§ Exercise: Copy down all of the data underneath, exactly as shown.

(Data supplied)

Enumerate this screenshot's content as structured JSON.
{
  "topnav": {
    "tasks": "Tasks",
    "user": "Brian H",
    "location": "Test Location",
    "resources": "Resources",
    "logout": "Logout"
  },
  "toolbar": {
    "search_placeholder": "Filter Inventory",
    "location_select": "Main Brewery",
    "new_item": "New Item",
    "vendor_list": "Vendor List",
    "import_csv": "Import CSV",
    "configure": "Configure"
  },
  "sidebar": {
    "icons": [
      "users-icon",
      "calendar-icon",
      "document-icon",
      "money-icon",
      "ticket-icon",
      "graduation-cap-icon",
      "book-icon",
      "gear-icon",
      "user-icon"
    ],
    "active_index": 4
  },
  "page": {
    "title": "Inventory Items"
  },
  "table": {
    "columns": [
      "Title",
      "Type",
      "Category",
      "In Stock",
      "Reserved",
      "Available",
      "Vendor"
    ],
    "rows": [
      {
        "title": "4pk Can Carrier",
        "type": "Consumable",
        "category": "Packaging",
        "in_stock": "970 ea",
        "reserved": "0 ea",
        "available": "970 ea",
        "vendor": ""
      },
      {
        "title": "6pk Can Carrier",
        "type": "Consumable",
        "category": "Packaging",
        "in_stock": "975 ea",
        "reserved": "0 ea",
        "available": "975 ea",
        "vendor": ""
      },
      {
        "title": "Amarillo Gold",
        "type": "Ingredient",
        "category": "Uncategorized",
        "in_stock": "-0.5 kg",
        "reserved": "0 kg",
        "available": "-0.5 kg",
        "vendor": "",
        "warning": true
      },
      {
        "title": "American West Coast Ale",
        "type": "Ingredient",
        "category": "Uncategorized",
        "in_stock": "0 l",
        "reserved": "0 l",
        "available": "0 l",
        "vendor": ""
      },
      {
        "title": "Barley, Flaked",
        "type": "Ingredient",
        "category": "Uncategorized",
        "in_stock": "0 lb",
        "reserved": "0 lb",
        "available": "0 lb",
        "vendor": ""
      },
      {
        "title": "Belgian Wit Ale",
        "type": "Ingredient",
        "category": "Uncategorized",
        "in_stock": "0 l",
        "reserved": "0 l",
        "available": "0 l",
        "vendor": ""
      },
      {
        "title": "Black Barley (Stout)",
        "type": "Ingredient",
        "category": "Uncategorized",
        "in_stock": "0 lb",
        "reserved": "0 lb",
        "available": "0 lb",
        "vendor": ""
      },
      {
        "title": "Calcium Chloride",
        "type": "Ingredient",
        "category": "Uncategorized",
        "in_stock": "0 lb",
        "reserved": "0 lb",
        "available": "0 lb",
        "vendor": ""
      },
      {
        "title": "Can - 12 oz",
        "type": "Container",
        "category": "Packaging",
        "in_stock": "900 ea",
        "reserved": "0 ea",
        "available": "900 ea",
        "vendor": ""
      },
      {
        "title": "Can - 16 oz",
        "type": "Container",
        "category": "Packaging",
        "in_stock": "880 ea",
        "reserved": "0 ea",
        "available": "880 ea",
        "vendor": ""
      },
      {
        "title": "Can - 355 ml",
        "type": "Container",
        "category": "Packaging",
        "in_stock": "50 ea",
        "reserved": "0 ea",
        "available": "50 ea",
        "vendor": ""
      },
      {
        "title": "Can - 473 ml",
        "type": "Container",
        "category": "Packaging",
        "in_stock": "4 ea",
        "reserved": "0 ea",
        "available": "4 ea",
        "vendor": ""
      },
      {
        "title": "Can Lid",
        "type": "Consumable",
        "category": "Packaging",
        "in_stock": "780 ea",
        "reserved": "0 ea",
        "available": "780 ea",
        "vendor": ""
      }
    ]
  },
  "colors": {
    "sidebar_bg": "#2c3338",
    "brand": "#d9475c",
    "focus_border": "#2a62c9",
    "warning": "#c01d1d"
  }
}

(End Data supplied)

§ Response to the task:
Enumerate this screenshot's content as structured JSON.
{
  "topnav": {
    "tasks": "Tasks",
    "user": "Brian H",
    "location": "Test Location",
    "resources": "Resources",
    "logout": "Logout"
  },
  "toolbar": {
    "search_placeholder": "Filter Inventory",
    "location_select": "Main Brewery",
    "new_item": "New Item",
    "vendor_list": "Vendor List",
    "import_csv": "Import CSV",
    "configure": "Configure"
  },
  "sidebar": {
    "icons": [
      "users-icon",
      "calendar-icon",
      "document-icon",
      "money-icon",
      "ticket-icon",
      "graduation-cap-icon",
      "book-icon",
      "gear-icon",
      "user-icon"
    ],
    "active_index": 4
  },
  "page": {
    "title": "Inventory Items"
  },
  "table": {
    "columns": [
      "Title",
      "Type",
      "Category",
      "In Stock",
      "Reserved",
      "Available",
      "Vendor"
    ],
    "rows": [
      {
        "title": "4pk Can Carrier",
        "type": "Consumable",
        "category": "Packaging",
        "in_stock": "970 ea",
        "reserved": "0 ea",
        "available": "970 ea",
        "vendor": ""
      },
      {
        "title": "6pk Can Carrier",
        "type": "Consumable",
        "category": "Packaging",
        "in_stock": "975 ea",
        "reserved": "0 ea",
        "available": "975 ea",
        "vendor": ""
      },
      {
        "title": "Amarillo Gold",
        "type": "Ingredient",
        "category": "Uncategorized",
        "in_stock": "-0.5 kg",
        "reserved": "0 kg",
        "available": "-0.5 kg",
        "vendor": "",
        "warning": true
      },
      {
        "title": "American West Coast Ale",
        "type": "Ingredient",
        "category": "Uncategorized",
        "in_stock": "0 l",
        "reserved": "0 l",
        "available": "0 l",
        "vendor": ""
      },
      {
        "title": "Barley, Flaked",
        "type": "Ingredient",
        "category": "Uncategorized",
        "in_stock": "0 lb",
        "reserved": "0 lb",
        "available": "0 lb",
        "vendor": ""
      },
      {
        "title": "Belgian Wit Ale",
        "type": "Ingredient",
        "category": "Uncategorized",
        "in_stock": "0 l",
        "reserved": "0 l",
        "available": "0 l",
        "vendor": ""
      },
      {
        "title": "Black Barley (Stout)",
        "type": "Ingredient",
        "category": "Uncategorized",
        "in_stock": "0 lb",
        "reserved": "0 lb",
        "available": "0 lb",
        "vendor": ""
      },
      {
        "title": "Calcium Chloride",
        "type": "Ingredient",
        "category": "Uncategorized",
        "in_stock": "0 lb",
        "reserved": "0 lb",
        "available": "0 lb",
        "vendor": ""
      },
      {
        "title": "Can - 12 oz",
        "type": "Container",
        "category": "Packaging",
        "in_stock": "900 ea",
        "reserved": "0 ea",
        "available": "900 ea",
        "vendor": ""
      },
      {
        "title": "Can - 16 oz",
        "type": "Container",
        "category": "Packaging",
        "in_stock": "880 ea",
        "reserved": "0 ea",
        "available": "880 ea",
        "vendor": ""
      },
      {
        "title": "Can - 355 ml",
        "type": "Container",
        "category": "Packaging",
        "in_stock": "50 ea",
        "reserved": "0 ea",
        "available": "50 ea",
        "vendor": ""
      },
      {
        "title": "Can - 473 ml",
        "type": "Container",
        "category": "Packaging",
        "in_stock": "4 ea",
        "reserved": "0 ea",
        "available": "4 ea",
        "vendor": ""
      },
      {
        "title": "Can Lid",
        "type": "Consumable",
        "category": "Packaging",
        "in_stock": "780 ea",
        "reserved": "0 ea",
        "available": "780 ea",
        "vendor": ""
      }
    ]
  },
  "colors": {
    "sidebar_bg": "#2c3338",
    "brand": "#d9475c",
    "focus_border": "#2a62c9",
    "warning": "#c01d1d"
  }
}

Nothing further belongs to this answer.